_SUPPLIED DATA_
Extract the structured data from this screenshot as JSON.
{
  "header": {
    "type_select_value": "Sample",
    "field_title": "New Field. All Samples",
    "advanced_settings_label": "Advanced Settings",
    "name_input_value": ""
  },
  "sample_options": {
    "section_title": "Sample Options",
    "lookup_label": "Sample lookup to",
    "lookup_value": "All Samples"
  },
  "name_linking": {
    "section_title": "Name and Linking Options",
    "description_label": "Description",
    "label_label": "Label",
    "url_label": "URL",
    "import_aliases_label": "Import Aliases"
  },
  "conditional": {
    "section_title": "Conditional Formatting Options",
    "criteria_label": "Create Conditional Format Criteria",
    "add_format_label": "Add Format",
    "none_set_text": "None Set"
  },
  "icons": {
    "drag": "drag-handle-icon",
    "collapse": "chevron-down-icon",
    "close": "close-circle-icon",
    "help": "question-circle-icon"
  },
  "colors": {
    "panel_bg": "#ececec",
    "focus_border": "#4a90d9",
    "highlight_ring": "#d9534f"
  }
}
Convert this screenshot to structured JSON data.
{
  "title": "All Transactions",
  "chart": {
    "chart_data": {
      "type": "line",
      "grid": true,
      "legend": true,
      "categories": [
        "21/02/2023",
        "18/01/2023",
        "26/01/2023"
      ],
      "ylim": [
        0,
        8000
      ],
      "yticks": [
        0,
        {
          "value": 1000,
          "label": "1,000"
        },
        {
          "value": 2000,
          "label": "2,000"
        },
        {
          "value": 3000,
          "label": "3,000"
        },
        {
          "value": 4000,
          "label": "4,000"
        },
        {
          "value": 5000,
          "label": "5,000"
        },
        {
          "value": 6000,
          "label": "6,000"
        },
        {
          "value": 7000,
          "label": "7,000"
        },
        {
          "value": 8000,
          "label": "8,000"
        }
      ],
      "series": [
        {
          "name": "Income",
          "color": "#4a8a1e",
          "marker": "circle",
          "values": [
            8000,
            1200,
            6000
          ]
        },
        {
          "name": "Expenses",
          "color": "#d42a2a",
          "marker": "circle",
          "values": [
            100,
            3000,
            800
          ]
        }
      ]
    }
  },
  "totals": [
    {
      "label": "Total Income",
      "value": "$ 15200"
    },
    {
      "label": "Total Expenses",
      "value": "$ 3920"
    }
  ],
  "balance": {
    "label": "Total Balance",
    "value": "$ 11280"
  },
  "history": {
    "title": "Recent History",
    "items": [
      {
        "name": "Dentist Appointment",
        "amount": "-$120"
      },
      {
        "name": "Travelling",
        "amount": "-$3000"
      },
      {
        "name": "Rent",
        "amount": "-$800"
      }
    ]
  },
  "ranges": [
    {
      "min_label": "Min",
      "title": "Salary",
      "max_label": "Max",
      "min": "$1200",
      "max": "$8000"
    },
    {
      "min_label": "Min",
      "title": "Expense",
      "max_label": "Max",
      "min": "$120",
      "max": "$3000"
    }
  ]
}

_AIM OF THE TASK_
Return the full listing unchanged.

_SOLUTION_
Extract the structured data from this screenshot as JSON.
{
  "header": {
    "type_select_value": "Sample",
    "field_title": "New Field. All Samples",
    "advanced_settings_label": "Advanced Settings",
    "name_input_value": ""
  },
  "sample_options": {
    "section_title": "Sample Options",
    "lookup_label": "Sample lookup to",
    "lookup_value": "All Samples"
  },
  "name_linking": {
    "section_title": "Name and Linking Options",
    "description_label": "Description",
    "label_label": "Label",
    "url_label": "URL",
    "import_aliases_label": "Import Aliases"
  },
  "conditional": {
    "section_title": "Conditional Formatting Options",
    "criteria_label": "Create Conditional Format Criteria",
    "add_format_label": "Add Format",
    "none_set_text": "None Set"
  },
  "icons": {
    "drag": "drag-handle-icon",
    "collapse": "chevron-down-icon",
    "close": "close-circle-icon",
    "help": "question-circle-icon"
  },
  "colors": {
    "panel_bg": "#ececec",
    "focus_border": "#4a90d9",
    "highlight_ring": "#d9534f"
  }
}
Convert this screenshot to structured JSON data.
{
  "title": "All Transactions",
  "chart": {
    "chart_data": {
      "type": "line",
      "grid": true,
      "legend": true,
      "categories": [
        "21/02/2023",
        "18/01/2023",
        "26/01/2023"
      ],
      "ylim": [
        0,
        8000
      ],
      "yticks": [
        0,
        {
          "value": 1000,
          "label": "1,000"
        },
        {
          "value": 2000,
          "label": "2,000"
        },
        {
          "value": 3000,
          "label": "3,000"
        },
        {
          "value": 4000,
          "label": "4,000"
        },
        {
          "value": 5000,
          "label": "5,000"
        },
        {
          "value": 6000,
          "label": "6,000"
        },
        {
          "value": 7000,
          "label": "7,000"
        },
        {
          "value": 8000,
          "label": "8,000"
        }
      ],
      "series": [
        {
          "name": "Income",
          "color": "#4a8a1e",
          "marker": "circle",
          "values": [
            8000,
            1200,
            6000
          ]
        },
        {
          "name": "Expenses",
          "color": "#d42a2a",
          "marker": "circle",
          "values": [
            100,
            3000,
            800
          ]
        }
      ]
    }
  },
  "totals": [
    {
      "label": "Total Income",
      "value": "$ 15200"
    },
    {
      "label": "Total Expenses",
      "value": "$ 3920"
    }
  ],
  "balance": {
    "label": "Total Balance",
    "value": "$ 11280"
  },
  "history": {
    "title": "Recent History",
    "items": [
      {
        "name": "Dentist Appointment",
        "amount": "-$120"
      },
      {
        "name": "Travelling",
        "amount": "-$3000"
      },
      {
        "name": "Rent",
        "amount": "-$800"
      }
    ]
  },
  "ranges": [
    {
      "min_label": "Min",
      "title": "Salary",
      "max_label": "Max",
      "min": "$1200",
      "max": "$8000"
    },
    {
      "min_label": "Min",
      "title": "Expense",
      "max_label": "Max",
      "min": "$120",
      "max": "$3000"
    }
  ]
}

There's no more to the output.